A very young Vincent D’Onfrio is included in a small role in Strange Days, who hunts Iris, Lenny and Mace in the film. Towards the end of the movie, his character kind of goes crazy trying to shoot and kill Angela Bassett’s character in the middle of a New Year’s Eve celebration in the streets causing many bystanders to be innocently shot. While he is a police officer that has gone to the extreme to cover up his mistakes, we think that in real life other police officers and maybe even other people in the crowd would have stopped him from being so trigger happy. His death at the end was cheesy, yet artistic at the same time.
William Fitchner as Dwayne Engelman

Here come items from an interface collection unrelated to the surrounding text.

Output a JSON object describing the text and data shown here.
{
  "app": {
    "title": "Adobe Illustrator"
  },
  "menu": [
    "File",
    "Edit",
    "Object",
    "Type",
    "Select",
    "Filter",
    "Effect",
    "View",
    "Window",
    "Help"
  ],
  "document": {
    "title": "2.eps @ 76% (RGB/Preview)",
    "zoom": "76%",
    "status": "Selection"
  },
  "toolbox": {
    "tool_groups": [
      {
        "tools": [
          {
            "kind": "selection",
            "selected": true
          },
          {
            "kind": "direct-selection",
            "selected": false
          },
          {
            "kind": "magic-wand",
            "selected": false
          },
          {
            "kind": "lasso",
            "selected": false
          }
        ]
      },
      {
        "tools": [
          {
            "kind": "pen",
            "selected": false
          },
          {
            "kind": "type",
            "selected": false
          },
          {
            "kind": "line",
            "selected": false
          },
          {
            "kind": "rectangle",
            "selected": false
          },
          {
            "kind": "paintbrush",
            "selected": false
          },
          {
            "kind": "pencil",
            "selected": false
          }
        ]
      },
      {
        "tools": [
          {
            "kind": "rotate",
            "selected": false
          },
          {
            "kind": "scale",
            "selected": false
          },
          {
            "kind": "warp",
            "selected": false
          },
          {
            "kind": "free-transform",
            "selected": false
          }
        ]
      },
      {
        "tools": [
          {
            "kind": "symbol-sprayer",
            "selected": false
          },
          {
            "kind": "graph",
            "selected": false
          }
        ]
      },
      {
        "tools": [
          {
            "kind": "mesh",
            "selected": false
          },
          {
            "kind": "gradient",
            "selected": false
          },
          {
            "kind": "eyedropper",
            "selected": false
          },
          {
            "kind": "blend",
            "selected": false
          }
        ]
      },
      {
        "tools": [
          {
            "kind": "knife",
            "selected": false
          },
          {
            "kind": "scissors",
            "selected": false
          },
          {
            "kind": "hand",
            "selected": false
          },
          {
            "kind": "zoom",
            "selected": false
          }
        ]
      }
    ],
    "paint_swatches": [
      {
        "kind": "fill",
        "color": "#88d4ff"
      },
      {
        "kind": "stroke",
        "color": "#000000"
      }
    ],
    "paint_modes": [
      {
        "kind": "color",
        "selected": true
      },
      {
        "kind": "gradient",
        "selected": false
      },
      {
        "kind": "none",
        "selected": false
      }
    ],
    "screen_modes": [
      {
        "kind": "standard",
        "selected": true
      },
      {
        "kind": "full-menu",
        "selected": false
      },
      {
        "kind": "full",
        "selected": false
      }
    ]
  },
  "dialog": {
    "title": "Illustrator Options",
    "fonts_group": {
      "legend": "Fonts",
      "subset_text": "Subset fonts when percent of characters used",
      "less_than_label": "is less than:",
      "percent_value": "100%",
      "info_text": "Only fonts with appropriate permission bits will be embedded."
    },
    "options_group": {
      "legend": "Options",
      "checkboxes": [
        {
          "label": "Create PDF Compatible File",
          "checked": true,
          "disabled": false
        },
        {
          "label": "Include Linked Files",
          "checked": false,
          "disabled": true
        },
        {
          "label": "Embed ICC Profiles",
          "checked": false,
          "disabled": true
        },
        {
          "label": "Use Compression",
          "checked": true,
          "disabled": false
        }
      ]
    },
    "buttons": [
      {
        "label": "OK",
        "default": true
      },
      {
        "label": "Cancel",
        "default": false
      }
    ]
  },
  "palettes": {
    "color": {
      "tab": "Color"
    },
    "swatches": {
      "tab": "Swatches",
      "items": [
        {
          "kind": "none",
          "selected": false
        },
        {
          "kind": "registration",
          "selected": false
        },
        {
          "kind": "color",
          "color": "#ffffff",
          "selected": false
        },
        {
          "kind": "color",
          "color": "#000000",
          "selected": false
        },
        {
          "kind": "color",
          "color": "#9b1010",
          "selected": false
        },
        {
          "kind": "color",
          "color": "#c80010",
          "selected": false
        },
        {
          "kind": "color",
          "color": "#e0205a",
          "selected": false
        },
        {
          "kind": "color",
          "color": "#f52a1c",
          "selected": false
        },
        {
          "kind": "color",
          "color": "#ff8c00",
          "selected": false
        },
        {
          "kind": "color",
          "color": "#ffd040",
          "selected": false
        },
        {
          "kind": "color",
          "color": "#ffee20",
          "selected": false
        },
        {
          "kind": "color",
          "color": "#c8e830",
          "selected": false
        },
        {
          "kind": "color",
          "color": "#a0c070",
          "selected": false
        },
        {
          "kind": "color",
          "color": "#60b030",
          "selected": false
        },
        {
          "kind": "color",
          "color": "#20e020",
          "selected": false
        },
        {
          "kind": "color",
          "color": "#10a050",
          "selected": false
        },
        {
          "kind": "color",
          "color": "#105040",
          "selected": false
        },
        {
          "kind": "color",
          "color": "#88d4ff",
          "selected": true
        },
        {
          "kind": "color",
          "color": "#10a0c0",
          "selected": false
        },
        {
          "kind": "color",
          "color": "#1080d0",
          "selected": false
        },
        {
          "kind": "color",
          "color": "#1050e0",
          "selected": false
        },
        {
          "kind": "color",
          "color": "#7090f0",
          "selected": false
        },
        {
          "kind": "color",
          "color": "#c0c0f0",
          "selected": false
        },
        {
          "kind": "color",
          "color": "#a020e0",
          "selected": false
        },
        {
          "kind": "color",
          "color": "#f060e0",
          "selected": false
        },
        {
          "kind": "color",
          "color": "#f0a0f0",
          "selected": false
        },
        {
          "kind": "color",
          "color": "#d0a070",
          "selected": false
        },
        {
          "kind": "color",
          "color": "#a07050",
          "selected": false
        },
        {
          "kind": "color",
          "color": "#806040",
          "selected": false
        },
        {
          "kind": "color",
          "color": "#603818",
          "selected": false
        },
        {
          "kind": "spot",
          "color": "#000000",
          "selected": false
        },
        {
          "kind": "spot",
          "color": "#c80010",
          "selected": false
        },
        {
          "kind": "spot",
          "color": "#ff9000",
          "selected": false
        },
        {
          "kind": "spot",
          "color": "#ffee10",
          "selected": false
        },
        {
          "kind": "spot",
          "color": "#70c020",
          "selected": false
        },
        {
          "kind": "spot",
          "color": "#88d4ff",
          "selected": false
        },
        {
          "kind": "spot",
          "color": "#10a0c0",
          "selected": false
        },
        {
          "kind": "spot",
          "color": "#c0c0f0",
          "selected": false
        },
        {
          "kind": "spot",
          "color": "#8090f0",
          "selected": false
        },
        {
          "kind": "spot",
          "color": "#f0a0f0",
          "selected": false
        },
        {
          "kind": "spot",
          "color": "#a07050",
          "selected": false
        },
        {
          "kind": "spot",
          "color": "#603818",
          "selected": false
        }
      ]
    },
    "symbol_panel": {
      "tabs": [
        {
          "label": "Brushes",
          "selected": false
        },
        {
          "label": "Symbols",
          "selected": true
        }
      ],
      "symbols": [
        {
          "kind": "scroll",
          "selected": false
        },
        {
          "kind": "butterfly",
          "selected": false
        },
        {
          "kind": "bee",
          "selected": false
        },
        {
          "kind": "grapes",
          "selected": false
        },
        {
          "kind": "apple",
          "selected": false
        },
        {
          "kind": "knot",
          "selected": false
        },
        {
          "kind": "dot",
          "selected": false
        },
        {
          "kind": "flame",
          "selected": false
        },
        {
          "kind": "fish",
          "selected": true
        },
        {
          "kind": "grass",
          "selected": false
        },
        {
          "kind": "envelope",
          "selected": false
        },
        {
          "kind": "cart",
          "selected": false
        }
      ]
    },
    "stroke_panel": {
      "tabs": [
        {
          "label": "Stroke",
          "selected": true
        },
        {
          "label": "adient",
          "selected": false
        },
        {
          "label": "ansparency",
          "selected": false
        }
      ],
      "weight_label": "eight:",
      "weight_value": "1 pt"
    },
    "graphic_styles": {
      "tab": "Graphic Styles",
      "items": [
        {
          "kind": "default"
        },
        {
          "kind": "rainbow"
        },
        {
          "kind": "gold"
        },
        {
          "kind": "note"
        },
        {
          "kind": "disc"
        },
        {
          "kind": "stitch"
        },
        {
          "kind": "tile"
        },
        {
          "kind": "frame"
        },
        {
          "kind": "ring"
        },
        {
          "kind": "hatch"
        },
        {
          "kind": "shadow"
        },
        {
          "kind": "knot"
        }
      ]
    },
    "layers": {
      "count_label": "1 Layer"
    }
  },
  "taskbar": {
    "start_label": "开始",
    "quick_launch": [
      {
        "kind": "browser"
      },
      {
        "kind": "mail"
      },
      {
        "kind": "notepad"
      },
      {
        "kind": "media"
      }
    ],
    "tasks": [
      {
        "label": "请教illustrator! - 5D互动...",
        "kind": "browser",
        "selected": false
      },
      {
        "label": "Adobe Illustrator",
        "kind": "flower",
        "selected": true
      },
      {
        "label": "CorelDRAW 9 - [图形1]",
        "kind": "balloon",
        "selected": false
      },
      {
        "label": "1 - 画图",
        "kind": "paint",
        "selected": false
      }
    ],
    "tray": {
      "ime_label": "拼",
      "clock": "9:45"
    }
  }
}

So, William Fitchner was also included in our film we covered last week, Elysium. He typically doesn’t have any major roles. He just kind of pops up in movies and you say, “Hey, there’s William Fitchner again!” He plays the partner of D’Onfrio’s character and seems like a new officer who is following his partner’s lead. However, at the end he realizes the impact of the part he played in Jeriko One’s death and commits suicide as there is no way of escaping the damage he helped cause.
Strange Days was Kathryn Bigelow’s fifth film she directed teaming up with her ex-husband James Cameron to create it. However, the production for the movie was in development for nearly nine years before in 1992 the Los Angeles riots that followed the Rodney King verdict sparked her interest in finishing the film. Bigelow said that she was involved in the downtown cleanup and was moved by the experience.
James Cameron actually came up with the idea of this film in 1986. He finished the 90-page treatment and based it off some dialogue that Cameron and Bigelow had created at one point. He then gave the treatment to Jay Cocks who turned it into a script, with Cameron adding the finishing touches to some of the dialogue. While this was all completed by 1993, the final casting wasn’t completed until 1994.
Strange Days was part of a deal to make this film and the movie True Lies, which Cameron ended up directing. True Lies actually got most of the budgeting between the two films. Strange Days ended up with a budget of $42 million and True Lies received a budget of at least $100 million.
Box Office Flop and Saturn Awards
Strange Days, like we mentioned previously, had a budget of $42 million. Unfortunately, the film was a huge flop at the box office, only taking in about $8 million. Lots of money lost on the investment of this film, unfortunately.
Despite this movie being a commercial failure, it was recognized at the 22nd Saturn Awards. Angela Bassett won best actress, which is well-deserved. In addition and actually very deservingly, Kathryn Bigelow became the first female director to win the best director award at the 22nd Saturn Awards.
Force Fed Sci-Fi’s Strange Days Movie Review and Rating
Both Sean and Chris give Strange Days a “Would Watch” rating on our scale. On the downside, this movie has some disturbing clips which can be off-putting, some of the characters we would have liked to have gotten to know more than others, the plot can be difficult to follow, and the film could have been cut-down with its running time. The positives for this film are the performances given by the main cast members, while the plot is complex, the story is of good quality, and the point-of-view film shooting was not only done well, but unique for the time. So in the end, we may watch this film again in the future given the right timing and circumstances.
So what did you think of the film Strange Days? Did you have as much trouble finding a way to watch it as we did? How did you feel about the gruesome “SQUID” clips? Make sure to listen to the full podcast episode as Chris and Sean also talk about the terrible editing of one of the final scenes and find out who the red-shirt of the film is! Finally, subscribe so you don’t miss any of our episodes! Leave your thoughts and comments about the movie below!